__Work instruction__
Below are records to repeat exactly; copy them without the pictures.

__Records supplied__
______________________________
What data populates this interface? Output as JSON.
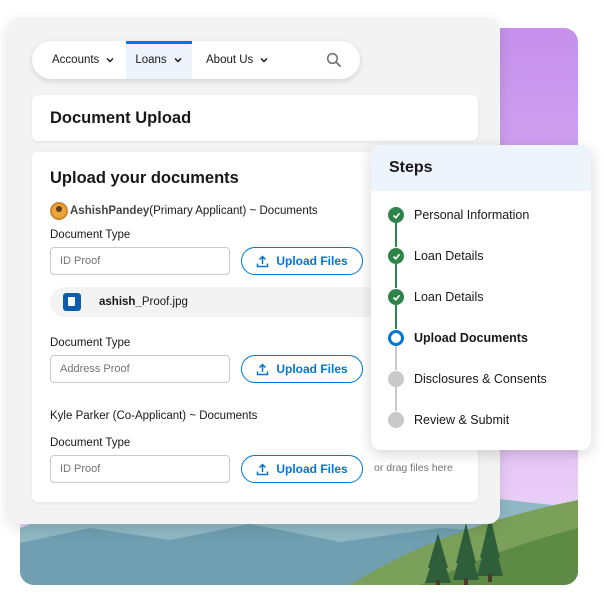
{
  "nav": {
    "items": [
      {
        "label": "Accounts"
      },
      {
        "label": "Loans",
        "active": true
      },
      {
        "label": "About Us"
      }
    ],
    "search_icon": "search-icon"
  },
  "page": {
    "title": "Document Upload"
  },
  "upload": {
    "heading": "Upload your documents",
    "primary_applicant": {
      "name": "AshishPandey",
      "suffix": "(Primary Applicant) ~ Documents"
    },
    "co_applicant_label": "Kyle Parker (Co-Applicant) ~ Documents",
    "document_type_label": "Document Type",
    "upload_button_label": "Upload Files",
    "fields": [
      {
        "value": "ID Proof"
      },
      {
        "value": "Address Proof"
      },
      {
        "value": "ID Proof"
      }
    ],
    "file": {
      "name_bold": "ashish_",
      "name_rest": "Proof.jpg"
    },
    "drag_hint": "or drag files here"
  },
  "steps": {
    "title": "Steps",
    "items": [
      {
        "label": "Personal Information",
        "status": "done"
      },
      {
        "label": "Loan Details",
        "status": "done"
      },
      {
        "label": "Loan Details",
        "status": "done"
      },
      {
        "label": "Upload Documents",
        "status": "current"
      },
      {
        "label": "Disclosures & Consents",
        "status": "todo"
      },
      {
        "label": "Review & Submit",
        "status": "todo"
      }
    ]
  },
  "colors": {
    "brand_blue": "#0176d3",
    "success_green": "#2e844a",
    "pending_gray": "#c9c9c9",
    "background_purple": "#d9a8f2"
  }
}
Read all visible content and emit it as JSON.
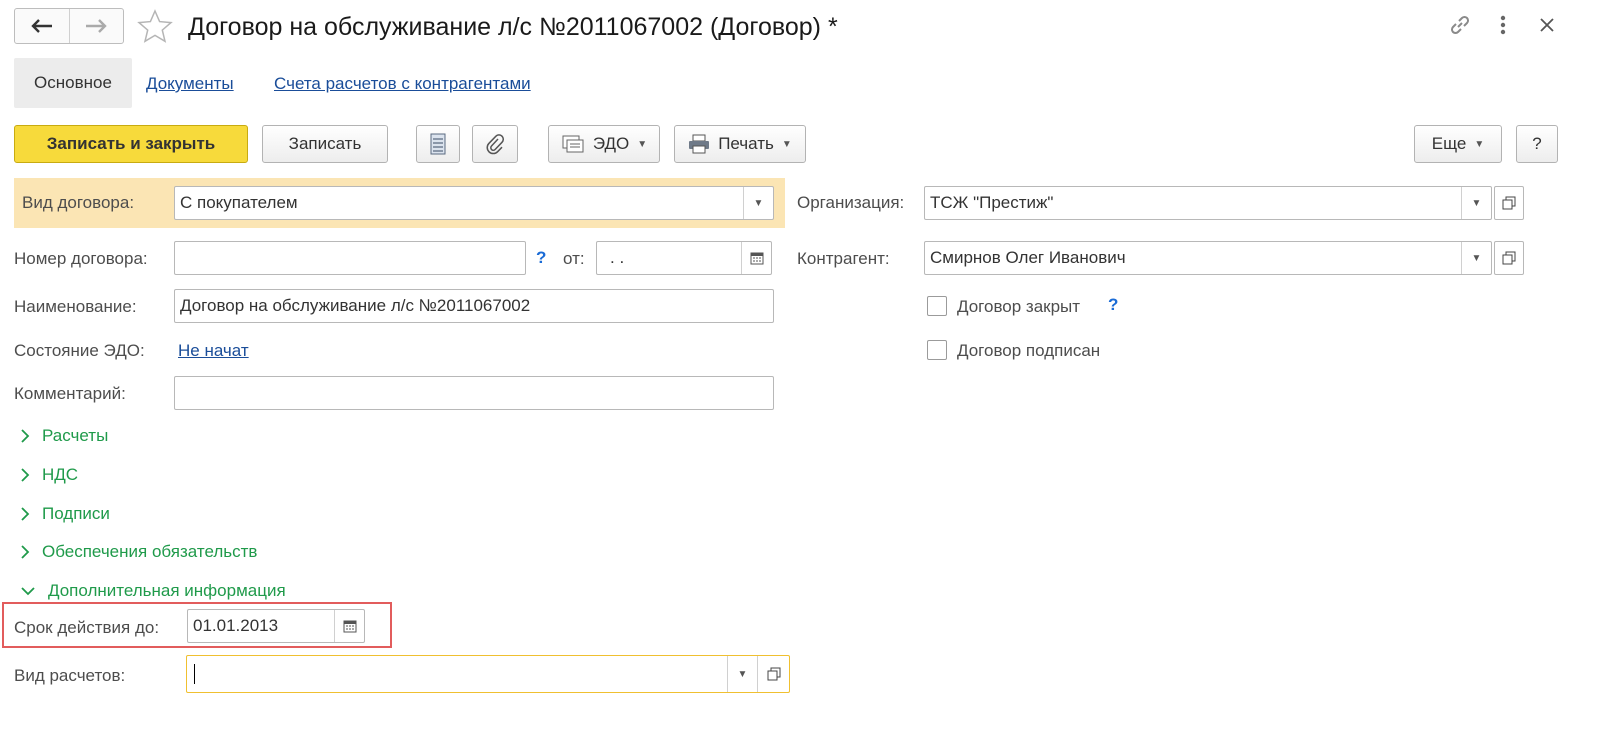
{
  "window": {
    "title": "Договор на обслуживание л/с №2011067002 (Договор) *"
  },
  "tabs": [
    {
      "label": "Основное"
    },
    {
      "label": "Документы"
    },
    {
      "label": "Счета расчетов с контрагентами"
    }
  ],
  "toolbar": {
    "save_close_label": "Записать и закрыть",
    "save_label": "Записать",
    "edo_label": "ЭДО",
    "print_label": "Печать",
    "more_label": "Еще",
    "help_label": "?"
  },
  "form": {
    "contract_type": {
      "label": "Вид договора:",
      "value": "С покупателем"
    },
    "contract_number": {
      "label": "Номер договора:",
      "value": "",
      "hint": "?",
      "date_label": "от:",
      "date_value": " .  ."
    },
    "name": {
      "label": "Наименование:",
      "value": "Договор на обслуживание л/с №2011067002"
    },
    "edo_state": {
      "label": "Состояние ЭДО:",
      "value": "Не начат"
    },
    "comment": {
      "label": "Комментарий:",
      "value": ""
    },
    "organization": {
      "label": "Организация:",
      "value": "ТСЖ \"Престиж\""
    },
    "counterparty": {
      "label": "Контрагент:",
      "value": "Смирнов Олег Иванович"
    },
    "contract_closed": {
      "label": "Договор закрыт",
      "hint": "?",
      "checked": false
    },
    "contract_signed": {
      "label": "Договор подписан",
      "checked": false
    },
    "valid_until": {
      "label": "Срок действия до:",
      "value": "01.01.2013"
    },
    "settlement_type": {
      "label": "Вид расчетов:",
      "value": ""
    }
  },
  "sections": [
    {
      "label": "Расчеты",
      "expanded": false
    },
    {
      "label": "НДС",
      "expanded": false
    },
    {
      "label": "Подписи",
      "expanded": false
    },
    {
      "label": "Обеспечения обязательств",
      "expanded": false
    },
    {
      "label": "Дополнительная информация",
      "expanded": true
    }
  ],
  "colors": {
    "primary_button": "#f7da3b",
    "highlight_row": "#fbe5b4",
    "section_green": "#1f9a4a",
    "link_blue": "#1a4d99",
    "focus_border": "#f0c030",
    "annotation_red": "#e25c5c"
  }
}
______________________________
__Response to the exercise__
What data populates this interface? Output as JSON.
{
  "nav": {
    "items": [
      {
        "label": "Accounts"
      },
      {
        "label": "Loans",
        "active": true
      },
      {
        "label": "About Us"
      }
    ],
    "search_icon": "search-icon"
  },
  "page": {
    "title": "Document Upload"
  },
  "upload": {
    "heading": "Upload your documents",
    "primary_applicant": {
      "name": "AshishPandey",
      "suffix": "(Primary Applicant) ~ Documents"
    },
    "co_applicant_label": "Kyle Parker (Co-Applicant) ~ Documents",
    "document_type_label": "Document Type",
    "upload_button_label": "Upload Files",
    "fields": [
      {
        "value": "ID Proof"
      },
      {
        "value": "Address Proof"
      },
      {
        "value": "ID Proof"
      }
    ],
    "file": {
      "name_bold": "ashish_",
      "name_rest": "Proof.jpg"
    },
    "drag_hint": "or drag files here"
  },
  "steps": {
    "title": "Steps",
    "items": [
      {
        "label": "Personal Information",
        "status": "done"
      },
      {
        "label": "Loan Details",
        "status": "done"
      },
      {
        "label": "Loan Details",
        "status": "done"
      },
      {
        "label": "Upload Documents",
        "status": "current"
      },
      {
        "label": "Disclosures & Consents",
        "status": "todo"
      },
      {
        "label": "Review & Submit",
        "status": "todo"
      }
    ]
  },
  "colors": {
    "brand_blue": "#0176d3",
    "success_green": "#2e844a",
    "pending_gray": "#c9c9c9",
    "background_purple": "#d9a8f2"
  }
}
Read all visible content and emit it as JSON.
{
  "window": {
    "title": "Договор на обслуживание л/с №2011067002 (Договор) *"
  },
  "tabs": [
    {
      "label": "Основное"
    },
    {
      "label": "Документы"
    },
    {
      "label": "Счета расчетов с контрагентами"
    }
  ],
  "toolbar": {
    "save_close_label": "Записать и закрыть",
    "save_label": "Записать",
    "edo_label": "ЭДО",
    "print_label": "Печать",
    "more_label": "Еще",
    "help_label": "?"
  },
  "form": {
    "contract_type": {
      "label": "Вид договора:",
      "value": "С покупателем"
    },
    "contract_number": {
      "label": "Номер договора:",
      "value": "",
      "hint": "?",
      "date_label": "от:",
      "date_value": " .  ."
    },
    "name": {
      "label": "Наименование:",
      "value": "Договор на обслуживание л/с №2011067002"
    },
    "edo_state": {
      "label": "Состояние ЭДО:",
      "value": "Не начат"
    },
    "comment": {
      "label": "Комментарий:",
      "value": ""
    },
    "organization": {
      "label": "Организация:",
      "value": "ТСЖ \"Престиж\""
    },
    "counterparty": {
      "label": "Контрагент:",
      "value": "Смирнов Олег Иванович"
    },
    "contract_closed": {
      "label": "Договор закрыт",
      "hint": "?",
      "checked": false
    },
    "contract_signed": {
      "label": "Договор подписан",
      "checked": false
    },
    "valid_until": {
      "label": "Срок действия до:",
      "value": "01.01.2013"
    },
    "settlement_type": {
      "label": "Вид расчетов:",
      "value": ""
    }
  },
  "sections": [
    {
      "label": "Расчеты",
      "expanded": false
    },
    {
      "label": "НДС",
      "expanded": false
    },
    {
      "label": "Подписи",
      "expanded": false
    },
    {
      "label": "Обеспечения обязательств",
      "expanded": false
    },
    {
      "label": "Дополнительная информация",
      "expanded": true
    }
  ],
  "colors": {
    "primary_button": "#f7da3b",
    "highlight_row": "#fbe5b4",
    "section_green": "#1f9a4a",
    "link_blue": "#1a4d99",
    "focus_border": "#f0c030",
    "annotation_red": "#e25c5c"
  }
}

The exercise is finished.